Excitation, conduction, and reflection of impulses in isolated bovine and serum cardiac purkinje fibers.

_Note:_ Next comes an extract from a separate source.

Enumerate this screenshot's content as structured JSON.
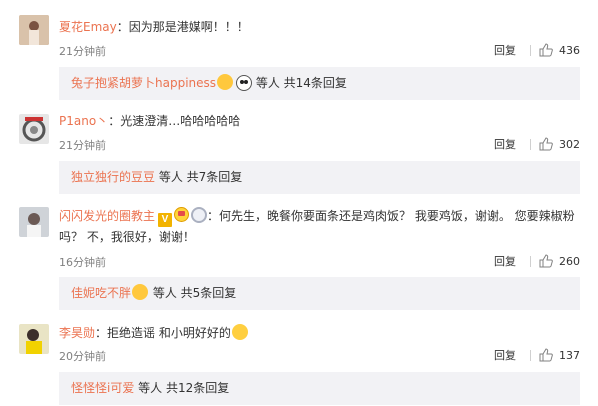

When an impulse arrives at an area of impaired conductivity, a slowly rising electrotonic potential may bring the distal tissue to threshold after a delay imposed by the passive electrical properties of the system and by the time-dependent changes of these properties during diastole. This phenomenon can be demonstrated in Purkinje strands in which an area of depressed conductivity has been induced by the impedance of a sucrose gap and can be mimicked by the application of relatively long current pulses of low amplitude. The functional refractory period, defined as the shortest interval between two distal responses both propagated across the gap, was determined by the application of premature stimuli at progressively earlier intervals. The time course of the recovery of excitability as well as the conduction intervals could be varied almost at will by manipulating the electric impedance between proximal and distal ends of the fiber. When the time of activation of the distal end across the gap exceeded the absolute refractory period of the proximal segment, the impulse reflected back as a closely coupled premature beat. Time-dependent changes in the passive electrical properties of the depressed segment may set the conditions for reflection. The results suggest the possibility of reflection as a mechanism for premature beats and demonstrate obligatory shifts in the patterns of premature reentrant activity accompanying changes in basic cycle length. These experiments provide important clues for the distinction between reentrant and parasystolic mechanisms.
- Copyright © 1981 by American Heart Association